What could have been a standard “I know it was you” confrontation, becomes something all together different, handled especially well by De Palma’s direction and Cruise’s performance. De Palma moves the camera in tight on Hunt, and in flashback, shows us the view from the opposite perspective. Combined with Danny Elfman’s ethereal score, and the dreamlike quality of the cinematography, it’s an intriguing and satisfying technique that allows the viewer to safely recall the previous events and yet keep it fresh. Each sequence in flashback carefully answers the mysteries surrounding the Prague incident, most especially the shooting of Phelps on the bridge. It is Hunt’s version, his vision of what he is suspecting took place, and appropriately, it has a fogginess to it, a grainy unreality that instills a sense of discovery.

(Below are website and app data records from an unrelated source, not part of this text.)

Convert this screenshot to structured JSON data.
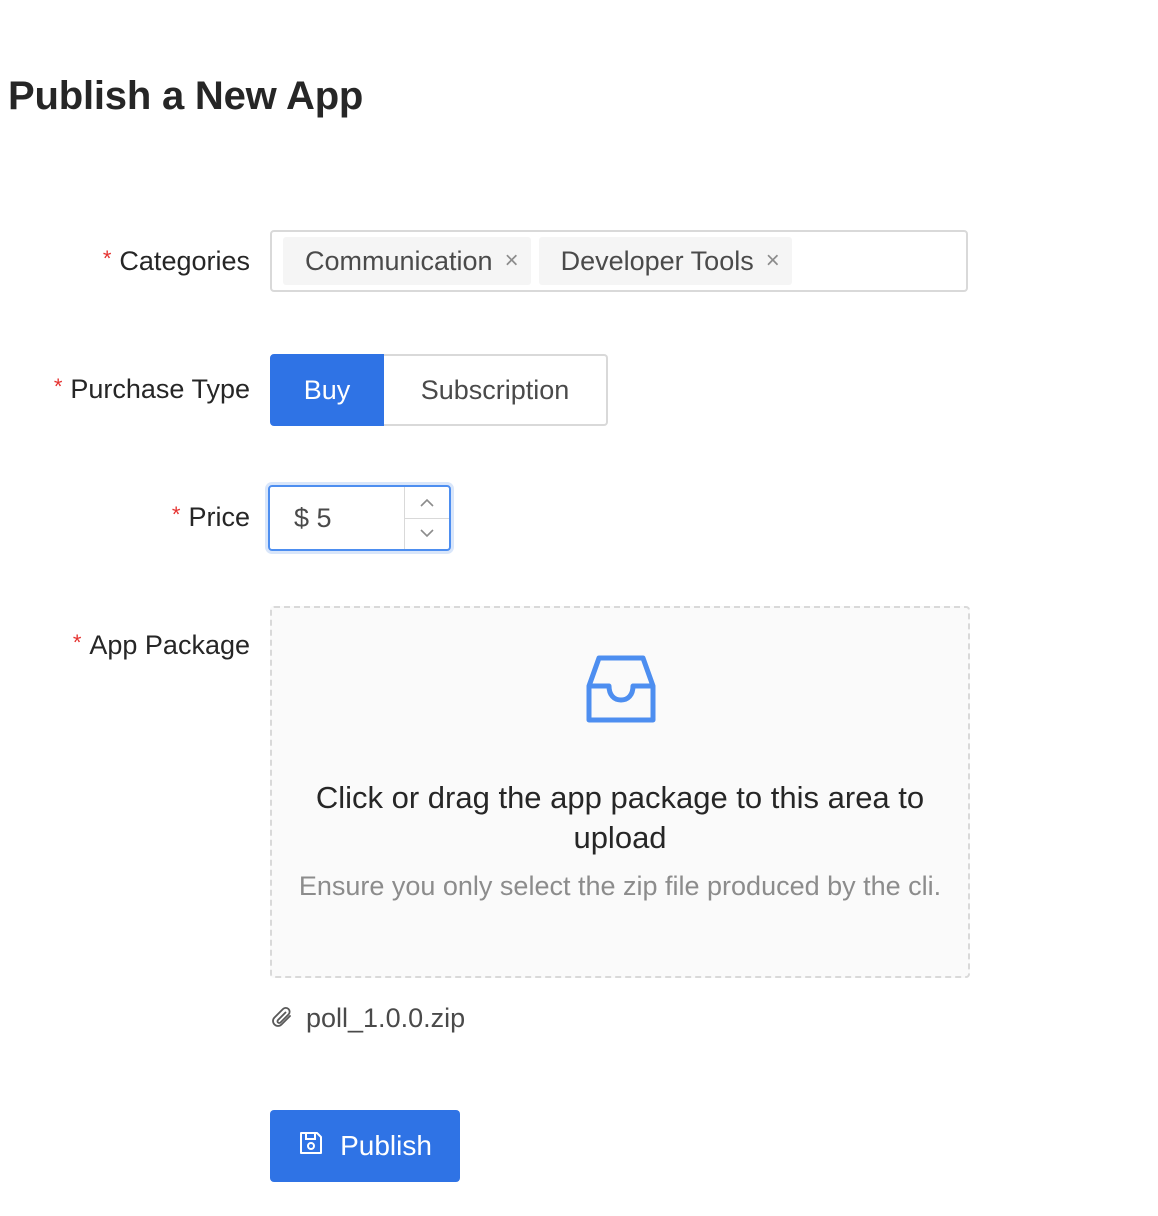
{
  "page": {
    "title": "Publish a New App"
  },
  "form": {
    "categories": {
      "label": "Categories",
      "tags": [
        "Communication",
        "Developer Tools"
      ],
      "remove_glyph": "×"
    },
    "purchase_type": {
      "label": "Purchase Type",
      "options": [
        "Buy",
        "Subscription"
      ],
      "selected": "Buy"
    },
    "price": {
      "label": "Price",
      "value": "$ 5"
    },
    "app_package": {
      "label": "App Package",
      "upload_text": "Click or drag the app package to this area to upload",
      "upload_hint": "Ensure you only select the zip file produced by the cli.",
      "file_name": "poll_1.0.0.zip"
    },
    "required_marker": "*",
    "submit_label": "Publish"
  },
  "colors": {
    "primary": "#2f73e5",
    "required": "#e5312f",
    "border": "#d9d9d9",
    "hint_text": "#8c8c8c"
  },
  "icons": {
    "upload_zone": "inbox-icon",
    "file": "paperclip-icon",
    "publish": "save-icon",
    "stepper_up": "chevron-up-icon",
    "stepper_down": "chevron-down-icon",
    "tag_remove": "close-icon"
  }
}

Cruise has always been an intense actor, and here he is practically bursting. De Palma focuses a lot of attention on Cruises face, sometimes right up in his darting eyes, showing the myriad emotions he travels through as he begins to realize that the double cross is still going on and he’s made some mistakes with trust, up to and including one of the men he had helping him bust into Langley. It’s a devastating moment, and we are equally toppled (and kind of stoked!) by another twist. Then, he suspects Phelp’s wife might also be part of the cover up, it becomes almost too much. There is a great moment when Hunt is sure he’s got it figured out, at least enough to be convinced that everything he thought was true isn’t and the man he trusted most is farthest from. He holds his head and looks up and even though he is talking about Kittridge, asks Phelps why?
In a movie filled with outstanding action, it is this one moment that has the most impact. Hunt regains his footing and from here, we know that he’s all done being fooled. We know that the conflicts are over, the mystery is solved and now Hunt can get on with the business of revenge and redemption. It’s crucial because despite all that Hunt has done to here, he has always been a bit behind things, playing catch-up and getting spun around. That’s all over. No matter what happens next, we know that Hunt is assuredly in charge. We’ve been waiting for it from the beginning. He doesn’t disappoint.